Certainly, we’ve seen serious efforts from the biggest technology companies to offset the environmental costs of their business. Apple already claims to be carbon-neutral for its corporate operations, and is aiming to make that true for its entire supply chain by 2030. Amazon is buying up wind power coming online to fuel its operations.
While headlines which compare the power consumption of particular industries to countries are eye-catching, they aren’t informative. The environmental costs of digitisation are complex. Everything has a carbon cost, as Mike Berners-Lee (the brother of the inventor of the web) tallied a decade ago in his book How Bad Are Bananas.
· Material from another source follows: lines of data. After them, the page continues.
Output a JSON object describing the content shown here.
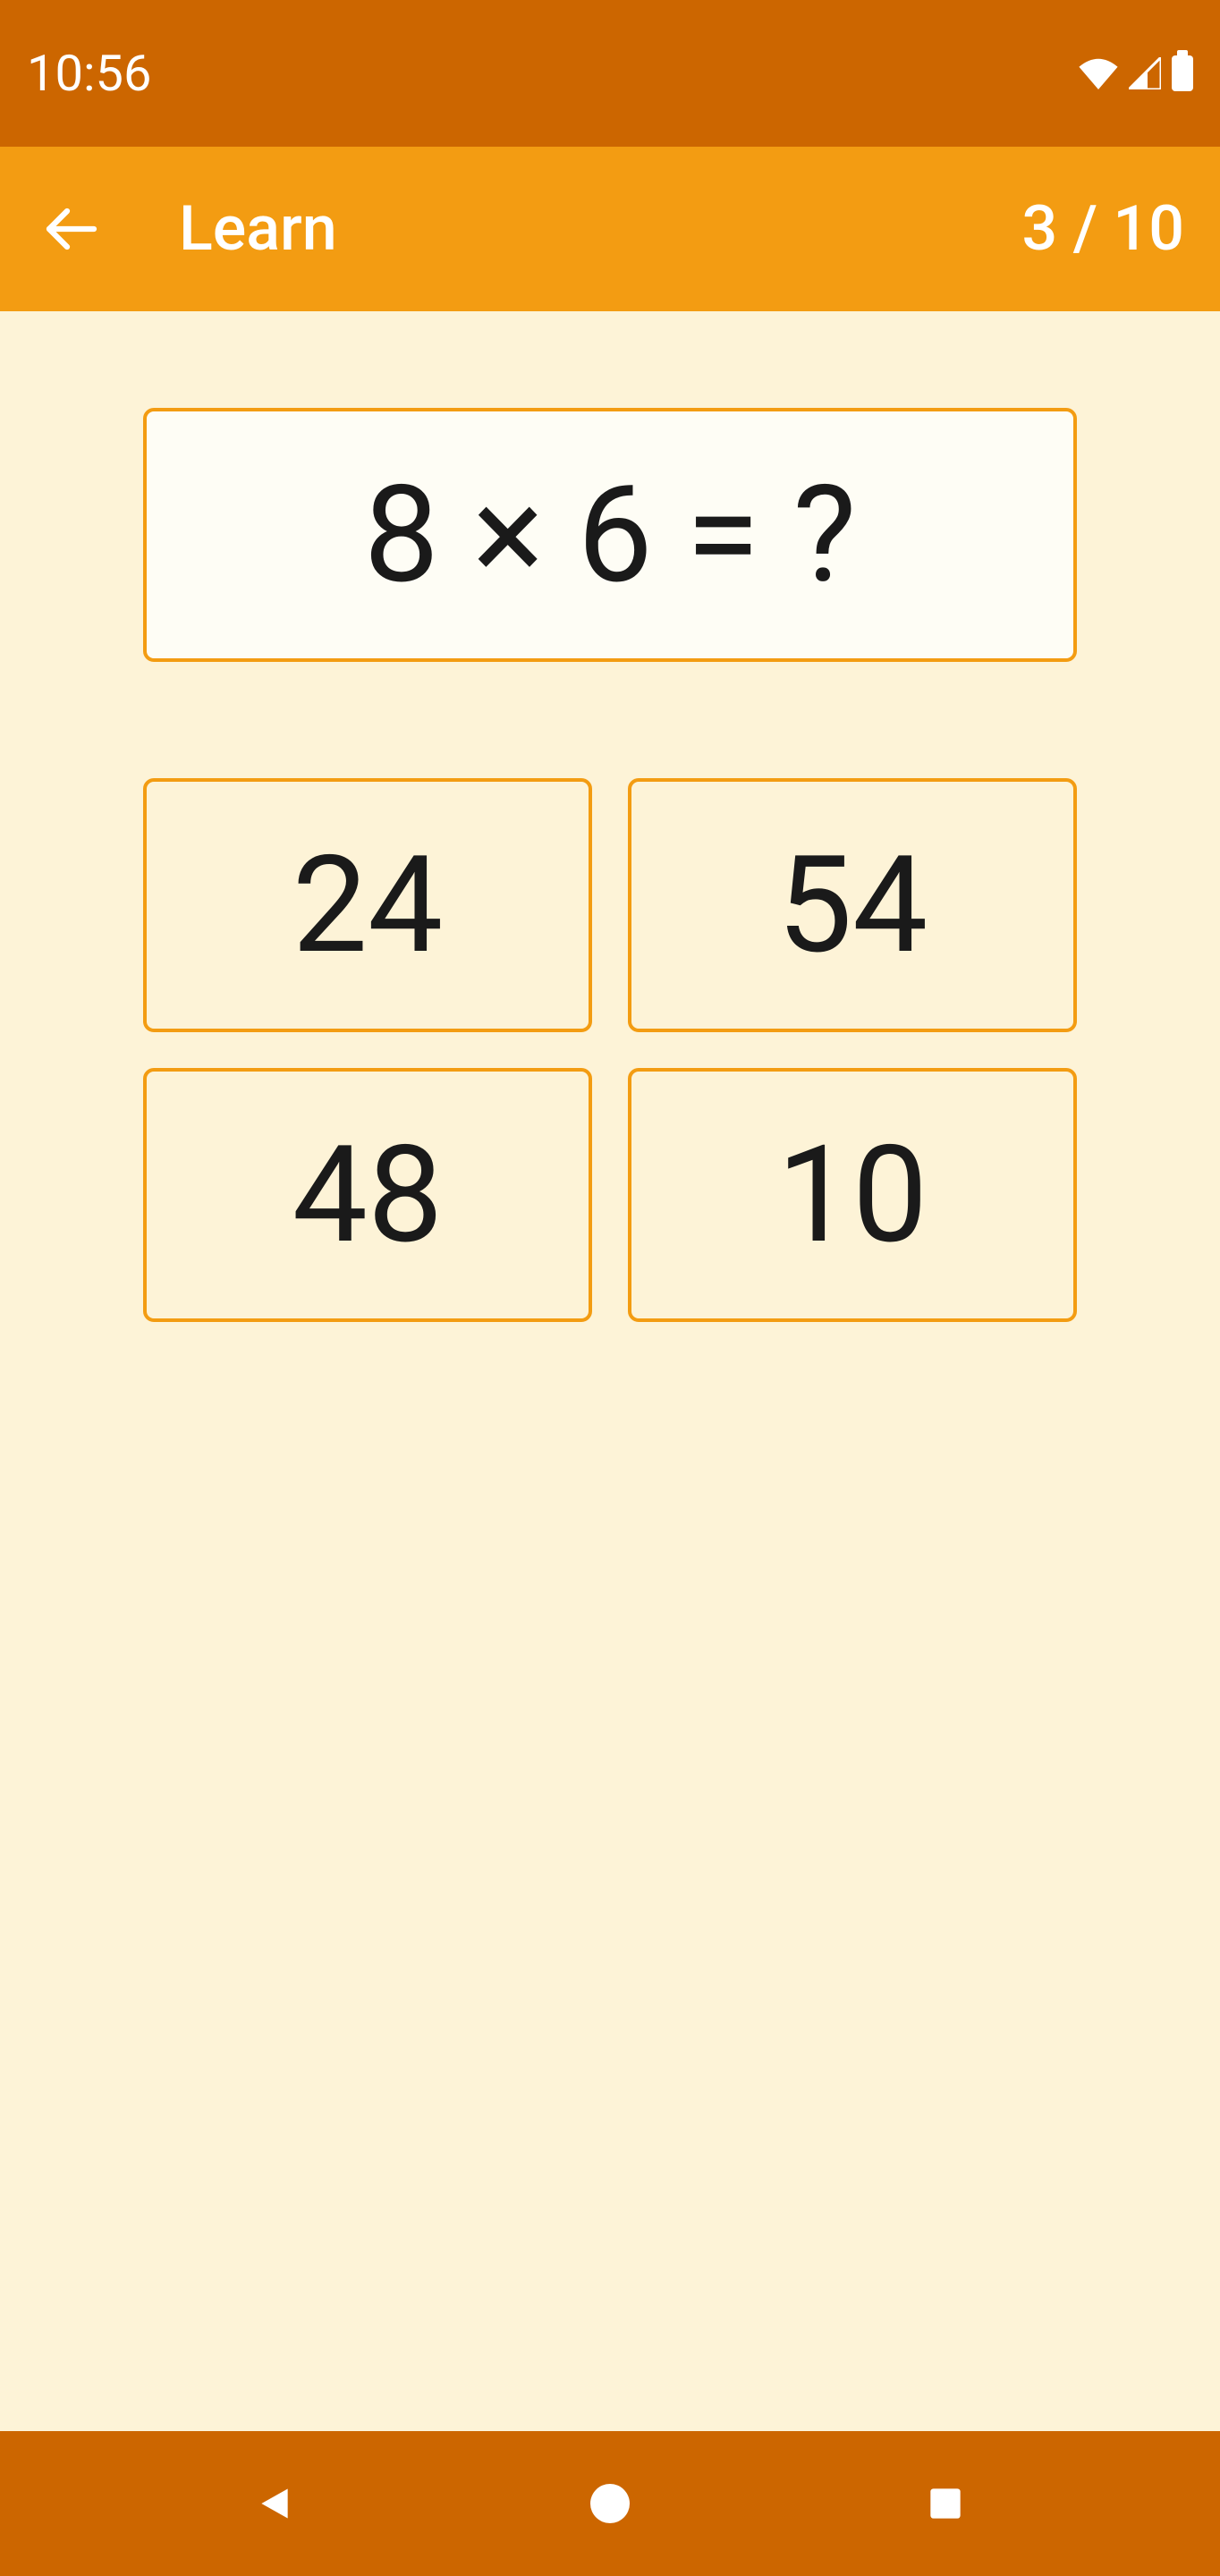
{
  "status": {
    "time": "10:56"
  },
  "header": {
    "title": "Learn",
    "progress": "3 / 10"
  },
  "quiz": {
    "question": "8 × 6 = ?",
    "answers": [
      "24",
      "54",
      "48",
      "10"
    ]
  }
}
So, yes, the electricity needed to run the infrastructure for a Zoom meeting creates an environmental cost. But, if that meeting replaces ones conducted face-to-face that involve carbon-emitting travel, then it might well be a more sustainable solution. If we can power that Zoom meeting more easily through sustainable energy than we can that fossil-fuelled commute, well, we win.
Digitalisation’s recycling challenge
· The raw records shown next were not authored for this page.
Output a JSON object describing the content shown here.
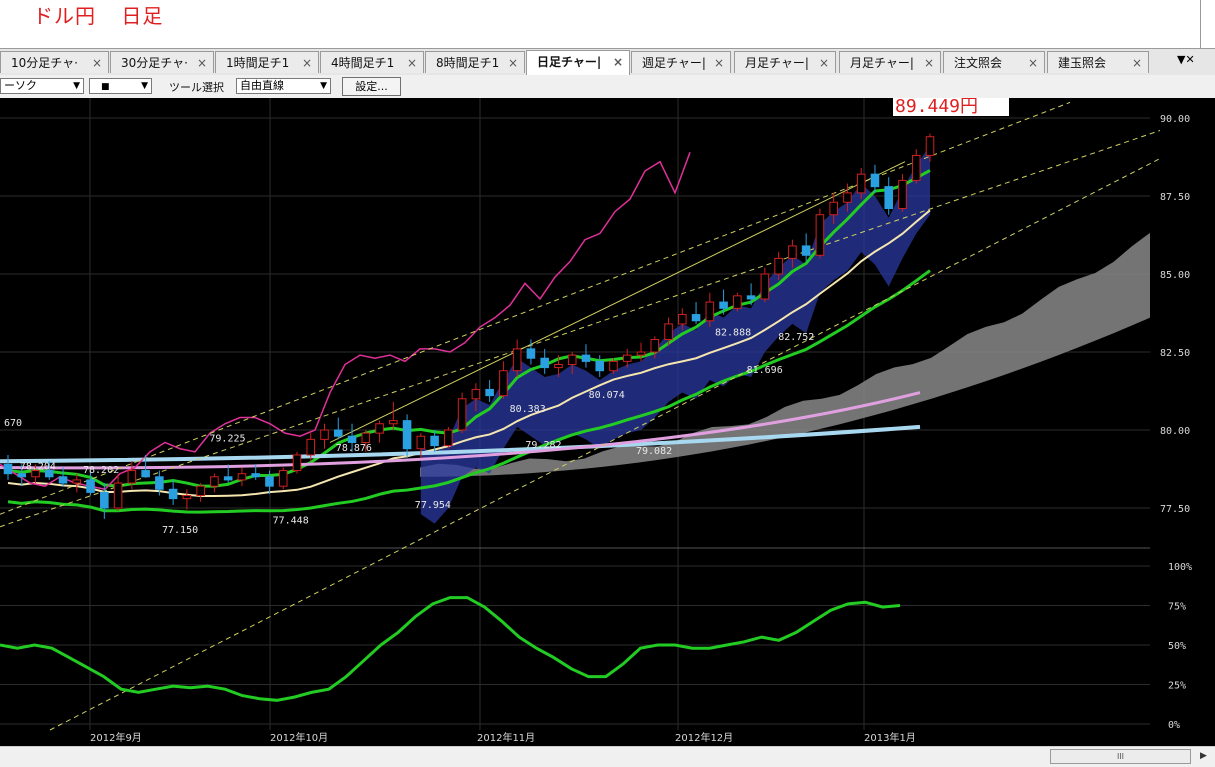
{
  "window": {
    "title": [
      "ドル円",
      "日足"
    ]
  },
  "tabs": [
    {
      "label": "10分足チャ·",
      "active": false
    },
    {
      "label": "30分足チャ·",
      "active": false
    },
    {
      "label": "1時間足チ1",
      "active": false
    },
    {
      "label": "4時間足チ1",
      "active": false
    },
    {
      "label": "8時間足チ1",
      "active": false
    },
    {
      "label": "日足チャー|",
      "active": true
    },
    {
      "label": "週足チャー|",
      "active": false
    },
    {
      "label": "月足チャー|",
      "active": false
    },
    {
      "label": "月足チャー|",
      "active": false
    },
    {
      "label": "注文照会",
      "active": false
    },
    {
      "label": "建玉照会",
      "active": false
    }
  ],
  "tab_close_glyph": "×",
  "tab_menu_glyph": "▼✕",
  "toolbar": {
    "chart_type_value": "ーソク",
    "color_value": "■",
    "tool_label": "ツール選択",
    "tool_value": "自由直線",
    "settings_label": "設定..."
  },
  "colors": {
    "bg": "#000000",
    "candle_up": "#d02020",
    "candle_down": "#2aa0e0",
    "ma_green": "#22cc22",
    "ma_cream": "#f5e6b0",
    "ma_pink": "#e0a0e0",
    "ma_lightblue": "#a8d8f0",
    "rci_magenta": "#e0309a",
    "cloud": "#888888",
    "band": "#2a3aa0",
    "trend": "#d0d060",
    "price_label": "#e02020"
  },
  "chart_data": {
    "type": "candlestick",
    "symbol_title": "ドル円 日足",
    "current_price_label": "89.449円",
    "ylim": [
      76.0,
      91.0
    ],
    "y_ticks": [
      "90.00",
      "87.50",
      "85.00",
      "82.50",
      "80.00",
      "77.50"
    ],
    "y_tick_values": [
      90.0,
      87.5,
      85.0,
      82.5,
      80.0,
      77.5
    ],
    "x_labels": [
      "2012年9月",
      "2012年10月",
      "2012年11月",
      "2012年12月",
      "2013年1月"
    ],
    "annotations": [
      {
        "text": "670",
        "x": "2012-08-22",
        "y": 80.0
      },
      {
        "text": "78.204",
        "x": "2012-08-23",
        "y": 78.6
      },
      {
        "text": "78.202",
        "x": "2012-09-04",
        "y": 78.5
      },
      {
        "text": "77.150",
        "x": "2012-09-13",
        "y": 77.15
      },
      {
        "text": "79.225",
        "x": "2012-09-20",
        "y": 79.5
      },
      {
        "text": "77.448",
        "x": "2012-09-26",
        "y": 77.45
      },
      {
        "text": "78.876",
        "x": "2012-10-04",
        "y": 79.2
      },
      {
        "text": "77.954",
        "x": "2012-10-11",
        "y": 77.95
      },
      {
        "text": "80.383",
        "x": "2012-10-23",
        "y": 80.45
      },
      {
        "text": "79.282",
        "x": "2012-10-25",
        "y": 79.3
      },
      {
        "text": "80.074",
        "x": "2012-10-31",
        "y": 80.9
      },
      {
        "text": "79.082",
        "x": "2012-11-05",
        "y": 79.1
      },
      {
        "text": "82.888",
        "x": "2012-11-22",
        "y": 82.9
      },
      {
        "text": "82.752",
        "x": "2012-11-30",
        "y": 82.75
      },
      {
        "text": "81.696",
        "x": "2012-11-29",
        "y": 81.7
      }
    ],
    "candles_approx": [
      {
        "o": 78.9,
        "h": 79.2,
        "l": 78.4,
        "c": 78.6
      },
      {
        "o": 78.6,
        "h": 78.9,
        "l": 78.2,
        "c": 78.5
      },
      {
        "o": 78.5,
        "h": 78.9,
        "l": 78.3,
        "c": 78.7
      },
      {
        "o": 78.7,
        "h": 79.0,
        "l": 78.4,
        "c": 78.5
      },
      {
        "o": 78.5,
        "h": 78.8,
        "l": 78.2,
        "c": 78.3
      },
      {
        "o": 78.3,
        "h": 78.6,
        "l": 78.0,
        "c": 78.4
      },
      {
        "o": 78.4,
        "h": 78.7,
        "l": 77.9,
        "c": 78.0
      },
      {
        "o": 78.0,
        "h": 78.3,
        "l": 77.15,
        "c": 77.5
      },
      {
        "o": 77.5,
        "h": 78.6,
        "l": 77.4,
        "c": 78.3
      },
      {
        "o": 78.3,
        "h": 79.0,
        "l": 78.1,
        "c": 78.7
      },
      {
        "o": 78.7,
        "h": 79.2,
        "l": 78.5,
        "c": 78.5
      },
      {
        "o": 78.5,
        "h": 78.7,
        "l": 77.9,
        "c": 78.1
      },
      {
        "o": 78.1,
        "h": 78.4,
        "l": 77.6,
        "c": 77.8
      },
      {
        "o": 77.8,
        "h": 78.1,
        "l": 77.45,
        "c": 77.9
      },
      {
        "o": 77.9,
        "h": 78.3,
        "l": 77.7,
        "c": 78.2
      },
      {
        "o": 78.2,
        "h": 78.6,
        "l": 78.0,
        "c": 78.5
      },
      {
        "o": 78.5,
        "h": 78.9,
        "l": 78.3,
        "c": 78.4
      },
      {
        "o": 78.4,
        "h": 78.8,
        "l": 78.2,
        "c": 78.6
      },
      {
        "o": 78.6,
        "h": 78.9,
        "l": 78.4,
        "c": 78.5
      },
      {
        "o": 78.5,
        "h": 78.7,
        "l": 77.95,
        "c": 78.2
      },
      {
        "o": 78.2,
        "h": 78.8,
        "l": 78.1,
        "c": 78.7
      },
      {
        "o": 78.7,
        "h": 79.3,
        "l": 78.6,
        "c": 79.2
      },
      {
        "o": 79.2,
        "h": 79.9,
        "l": 79.0,
        "c": 79.7
      },
      {
        "o": 79.7,
        "h": 80.2,
        "l": 79.4,
        "c": 80.0
      },
      {
        "o": 80.0,
        "h": 80.4,
        "l": 79.7,
        "c": 79.8
      },
      {
        "o": 79.8,
        "h": 80.2,
        "l": 79.3,
        "c": 79.6
      },
      {
        "o": 79.6,
        "h": 80.0,
        "l": 79.3,
        "c": 79.9
      },
      {
        "o": 79.9,
        "h": 80.3,
        "l": 79.6,
        "c": 80.2
      },
      {
        "o": 80.2,
        "h": 80.9,
        "l": 80.0,
        "c": 80.3
      },
      {
        "o": 80.3,
        "h": 80.5,
        "l": 79.1,
        "c": 79.4
      },
      {
        "o": 79.4,
        "h": 79.9,
        "l": 79.1,
        "c": 79.8
      },
      {
        "o": 79.8,
        "h": 80.0,
        "l": 79.3,
        "c": 79.5
      },
      {
        "o": 79.5,
        "h": 80.1,
        "l": 79.4,
        "c": 80.0
      },
      {
        "o": 80.0,
        "h": 81.2,
        "l": 79.9,
        "c": 81.0
      },
      {
        "o": 81.0,
        "h": 81.5,
        "l": 80.6,
        "c": 81.3
      },
      {
        "o": 81.3,
        "h": 81.6,
        "l": 80.9,
        "c": 81.1
      },
      {
        "o": 81.1,
        "h": 82.2,
        "l": 81.0,
        "c": 81.9
      },
      {
        "o": 81.9,
        "h": 82.9,
        "l": 81.7,
        "c": 82.6
      },
      {
        "o": 82.6,
        "h": 82.9,
        "l": 82.1,
        "c": 82.3
      },
      {
        "o": 82.3,
        "h": 82.6,
        "l": 81.8,
        "c": 82.0
      },
      {
        "o": 82.0,
        "h": 82.4,
        "l": 81.7,
        "c": 82.1
      },
      {
        "o": 82.1,
        "h": 82.5,
        "l": 81.8,
        "c": 82.4
      },
      {
        "o": 82.4,
        "h": 82.75,
        "l": 82.0,
        "c": 82.2
      },
      {
        "o": 82.2,
        "h": 82.4,
        "l": 81.7,
        "c": 81.9
      },
      {
        "o": 81.9,
        "h": 82.3,
        "l": 81.8,
        "c": 82.2
      },
      {
        "o": 82.2,
        "h": 82.6,
        "l": 82.0,
        "c": 82.4
      },
      {
        "o": 82.4,
        "h": 82.8,
        "l": 82.2,
        "c": 82.5
      },
      {
        "o": 82.5,
        "h": 83.0,
        "l": 82.3,
        "c": 82.9
      },
      {
        "o": 82.9,
        "h": 83.6,
        "l": 82.7,
        "c": 83.4
      },
      {
        "o": 83.4,
        "h": 83.9,
        "l": 83.2,
        "c": 83.7
      },
      {
        "o": 83.7,
        "h": 84.1,
        "l": 83.4,
        "c": 83.5
      },
      {
        "o": 83.5,
        "h": 84.4,
        "l": 83.3,
        "c": 84.1
      },
      {
        "o": 84.1,
        "h": 84.5,
        "l": 83.7,
        "c": 83.9
      },
      {
        "o": 83.9,
        "h": 84.4,
        "l": 83.8,
        "c": 84.3
      },
      {
        "o": 84.3,
        "h": 84.7,
        "l": 84.0,
        "c": 84.2
      },
      {
        "o": 84.2,
        "h": 85.2,
        "l": 84.1,
        "c": 85.0
      },
      {
        "o": 85.0,
        "h": 85.7,
        "l": 84.8,
        "c": 85.5
      },
      {
        "o": 85.5,
        "h": 86.1,
        "l": 85.2,
        "c": 85.9
      },
      {
        "o": 85.9,
        "h": 86.3,
        "l": 85.4,
        "c": 85.6
      },
      {
        "o": 85.6,
        "h": 87.1,
        "l": 85.5,
        "c": 86.9
      },
      {
        "o": 86.9,
        "h": 87.6,
        "l": 86.6,
        "c": 87.3
      },
      {
        "o": 87.3,
        "h": 87.9,
        "l": 87.0,
        "c": 87.6
      },
      {
        "o": 87.6,
        "h": 88.4,
        "l": 87.4,
        "c": 88.2
      },
      {
        "o": 88.2,
        "h": 88.5,
        "l": 87.6,
        "c": 87.8
      },
      {
        "o": 87.8,
        "h": 88.1,
        "l": 86.9,
        "c": 87.1
      },
      {
        "o": 87.1,
        "h": 88.2,
        "l": 87.0,
        "c": 88.0
      },
      {
        "o": 88.0,
        "h": 89.0,
        "l": 87.9,
        "c": 88.8
      },
      {
        "o": 88.8,
        "h": 89.5,
        "l": 88.6,
        "c": 89.4
      }
    ],
    "oscillator": {
      "y_ticks": [
        "100%",
        "75%",
        "50%",
        "25%",
        "0%"
      ],
      "y_tick_values": [
        100,
        75,
        50,
        25,
        0
      ],
      "values_approx": [
        50,
        48,
        50,
        48,
        42,
        36,
        30,
        22,
        20,
        22,
        24,
        23,
        24,
        22,
        18,
        16,
        15,
        17,
        20,
        22,
        30,
        40,
        50,
        58,
        68,
        76,
        80,
        80,
        74,
        65,
        55,
        48,
        42,
        35,
        30,
        30,
        38,
        48,
        50,
        50,
        48,
        48,
        50,
        52,
        55,
        53,
        58,
        65,
        72,
        76,
        77,
        74,
        75
      ]
    }
  }
}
Yes, digitalisation also causes other impacts — not least the growth of e-waste. But efforts are underway to address that: companies, including Apple, are upping their recycling game to create closed-loop supply chains.
And, that problem is, in of itself, easing. Many of us are finding that five-year-old computers, or three-year-old phones are just fine for our day-to-day use. If our replacement cycles slow down, and there’s evidence that’s happening, devices have a longer use. We reduce our volume of recycling, while also making sure we recycle more of it well.
The three pillars of sustainable digitalisation seem to be:
- Make sure digitalisation replaces physical environmental costs, rather than increasing them
- Power your digitalisation with sustainable energy
- Keep your devices in use for as long as you can — and then recycle them
There is plenty to be hopeful about here: chips can get more efficient. The M1 processors in Apple’s latest Macs consume ⅓ of the power — and are significantly faster — than their Intel predecessors. We’ll need this kind of focus on energy-efficient computing power to make the digitalisation transition a green one.
The Digitalisation Sustainability decision
Perhaps, in our post-pandemic life, we will travel for work less. We could work on fast, energy-efficient computers, in homes we power with sustainable energy. Can we reinvest some of the money we used to spend on commuting into our homes? Could we power our Zoom-driven life with solar panels topped up, when needed, with energy from the local wind farm?
Yes, that seems like a rather idealistic vision. But it could be more achievable than you think. One small, but happy, story caught my eye: a new visitor centre at a nature reserve in Wales is not just carbon-neutral — it’s carbon negative! It generates more electricity from renewable sources than it uses.
Will digitalisation be a net environmental gain, or a cost? The answer is in our hands. If, once travel restarts, we go back to laying digital costs on top of physical ones, we’ll accelerate climate change. Can we find ways of keeping our digitalisation carbon-neutral, while using it to eliminate physical carbon generation? If so, then we start using it as a weapon in our fight against the next global crisis: climate change.